Professor of economics at UCD Morgan Kelly said many firms would be forced to close their doors if the European Central Bank (ECB) pressed ahead with a "clean-up" of Irish banks.
He claimed that the Frankfurt-based ECB planned a "trial run" in Ireland in which it would take action against the banks' distressed loans.
Prof Kelly said that if there were any such project, a lot of small and medium enterprises would "go under".
And he claimed Ireland could be facing something "very horrible quite soon" and that a "big chunk of the Irish economy could be wiped out in one go".
"This is a potentially enormous problem that nobody seems to care about," he added.
David Hall, of the Irish Mortgage Holders Association (IMHA), backed the claims and said there would be a devastating effect on employees and the wider economy if businesses went to the wall.
"We have many people with us in the IMHA who have staff and workers going around the factories and shops thinking everything is good and that they are busy, not realising that their owners are being sucked dry by banks," he added.
"A day of reckoning will come – and that may be very soon."
But despite criticising the ECB, Prof Kelly said its head Mario Draghi was behind the recent improvement in our economy – not the Government.
"The ECB has basically kept pumping that sweet, sweet credit into our veins and we haven't had the real crisis yet," he told students at a question-and-answer session at UCD.
But Social Protection Minister Joan Burton appeared to reject claims that the small business sector faced a dire future.

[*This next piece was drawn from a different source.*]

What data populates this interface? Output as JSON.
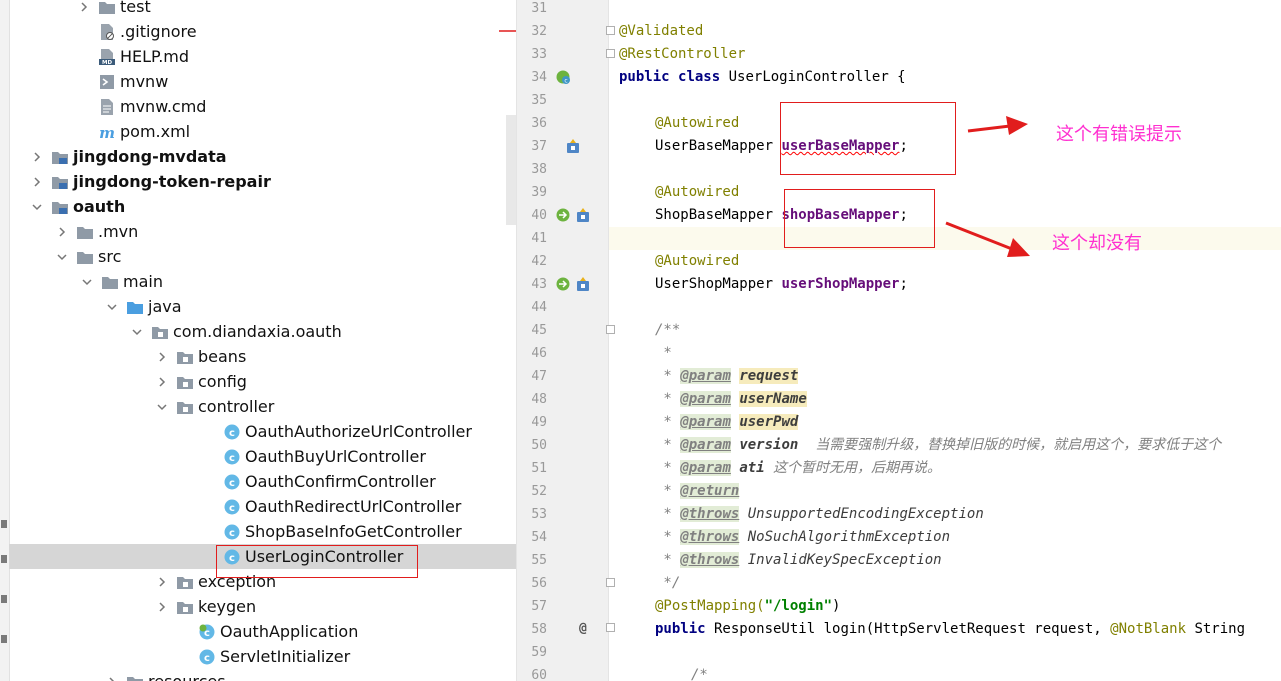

Speaking on RTE's The Week in Politics, Ms Burton said she would have to be convinced that there had been a change of policy at the ECB.

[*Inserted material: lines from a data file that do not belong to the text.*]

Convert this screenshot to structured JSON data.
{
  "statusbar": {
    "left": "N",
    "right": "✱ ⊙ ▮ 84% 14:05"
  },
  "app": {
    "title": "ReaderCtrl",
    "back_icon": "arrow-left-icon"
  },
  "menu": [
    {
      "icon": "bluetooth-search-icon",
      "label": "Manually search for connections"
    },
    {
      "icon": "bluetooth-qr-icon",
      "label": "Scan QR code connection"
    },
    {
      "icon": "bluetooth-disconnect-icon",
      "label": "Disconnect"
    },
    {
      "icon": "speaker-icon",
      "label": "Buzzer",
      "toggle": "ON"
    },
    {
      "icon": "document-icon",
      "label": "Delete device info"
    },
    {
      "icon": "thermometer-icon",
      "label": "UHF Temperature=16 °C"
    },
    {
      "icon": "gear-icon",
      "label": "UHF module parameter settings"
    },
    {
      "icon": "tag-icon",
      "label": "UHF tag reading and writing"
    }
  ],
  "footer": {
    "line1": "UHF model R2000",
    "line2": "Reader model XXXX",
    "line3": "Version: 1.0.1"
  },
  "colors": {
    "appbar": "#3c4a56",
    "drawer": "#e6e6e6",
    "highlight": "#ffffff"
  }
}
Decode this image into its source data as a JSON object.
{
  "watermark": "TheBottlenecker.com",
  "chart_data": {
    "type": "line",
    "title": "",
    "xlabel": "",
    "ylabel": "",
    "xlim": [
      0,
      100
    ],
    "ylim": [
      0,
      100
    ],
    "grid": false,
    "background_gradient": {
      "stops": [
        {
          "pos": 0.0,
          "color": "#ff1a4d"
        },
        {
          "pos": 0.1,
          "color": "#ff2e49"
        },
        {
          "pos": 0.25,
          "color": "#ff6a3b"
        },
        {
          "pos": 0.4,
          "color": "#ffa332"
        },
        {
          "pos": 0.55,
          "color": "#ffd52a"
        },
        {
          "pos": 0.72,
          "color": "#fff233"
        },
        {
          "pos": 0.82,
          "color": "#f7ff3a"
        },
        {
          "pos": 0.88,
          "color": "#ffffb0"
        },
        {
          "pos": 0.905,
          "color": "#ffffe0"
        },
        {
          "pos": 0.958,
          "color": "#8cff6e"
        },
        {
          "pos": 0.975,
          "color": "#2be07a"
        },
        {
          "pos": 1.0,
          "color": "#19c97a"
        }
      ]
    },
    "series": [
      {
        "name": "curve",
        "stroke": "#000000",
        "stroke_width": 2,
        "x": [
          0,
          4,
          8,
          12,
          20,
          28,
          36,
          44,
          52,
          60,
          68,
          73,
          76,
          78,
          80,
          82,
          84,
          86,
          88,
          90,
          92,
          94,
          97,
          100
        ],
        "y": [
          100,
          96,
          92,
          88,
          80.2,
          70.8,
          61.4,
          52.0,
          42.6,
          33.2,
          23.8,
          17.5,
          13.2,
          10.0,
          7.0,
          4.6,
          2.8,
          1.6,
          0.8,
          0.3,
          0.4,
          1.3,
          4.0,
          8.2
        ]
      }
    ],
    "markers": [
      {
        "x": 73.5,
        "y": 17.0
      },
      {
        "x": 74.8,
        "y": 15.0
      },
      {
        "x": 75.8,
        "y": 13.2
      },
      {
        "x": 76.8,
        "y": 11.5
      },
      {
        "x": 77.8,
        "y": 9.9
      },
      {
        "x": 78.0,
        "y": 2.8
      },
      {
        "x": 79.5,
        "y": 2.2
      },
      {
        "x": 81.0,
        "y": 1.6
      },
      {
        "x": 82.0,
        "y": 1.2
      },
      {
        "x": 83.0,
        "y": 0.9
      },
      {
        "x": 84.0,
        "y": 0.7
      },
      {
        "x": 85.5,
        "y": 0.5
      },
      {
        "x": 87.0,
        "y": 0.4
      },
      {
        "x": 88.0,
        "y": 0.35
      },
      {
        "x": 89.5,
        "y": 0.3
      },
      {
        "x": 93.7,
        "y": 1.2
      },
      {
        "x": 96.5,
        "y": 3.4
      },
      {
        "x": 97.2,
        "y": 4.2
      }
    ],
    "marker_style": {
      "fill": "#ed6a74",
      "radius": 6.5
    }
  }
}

She said ECB boss Draghi's promise of a bond-buying programme had staved off the eurozone crisis, and that there was no absolutely no reason for him to move away from his overall approach now.

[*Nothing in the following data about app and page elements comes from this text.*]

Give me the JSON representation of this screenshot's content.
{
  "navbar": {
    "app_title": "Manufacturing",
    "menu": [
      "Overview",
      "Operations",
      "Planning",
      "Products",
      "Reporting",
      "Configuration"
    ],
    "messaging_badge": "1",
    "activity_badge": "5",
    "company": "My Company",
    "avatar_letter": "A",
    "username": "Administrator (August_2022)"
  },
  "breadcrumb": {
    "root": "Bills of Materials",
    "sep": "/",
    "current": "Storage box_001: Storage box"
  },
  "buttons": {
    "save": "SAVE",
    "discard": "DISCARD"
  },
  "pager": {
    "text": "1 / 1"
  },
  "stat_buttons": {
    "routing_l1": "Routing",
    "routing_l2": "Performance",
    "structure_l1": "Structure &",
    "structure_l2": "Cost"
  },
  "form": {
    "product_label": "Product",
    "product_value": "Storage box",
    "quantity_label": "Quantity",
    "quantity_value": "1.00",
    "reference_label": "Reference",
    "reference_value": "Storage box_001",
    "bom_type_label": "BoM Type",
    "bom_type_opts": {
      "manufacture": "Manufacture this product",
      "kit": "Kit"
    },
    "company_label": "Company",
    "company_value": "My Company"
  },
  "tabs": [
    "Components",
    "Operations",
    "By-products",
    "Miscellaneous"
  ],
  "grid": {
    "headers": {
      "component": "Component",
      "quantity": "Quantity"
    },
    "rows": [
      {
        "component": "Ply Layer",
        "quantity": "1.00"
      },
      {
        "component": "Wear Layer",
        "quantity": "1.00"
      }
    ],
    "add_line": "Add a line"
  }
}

The minister added she hoped Prof Kelly had been erring on the pessimistic side.
SEE ANDREW LYNCH, PAGE 14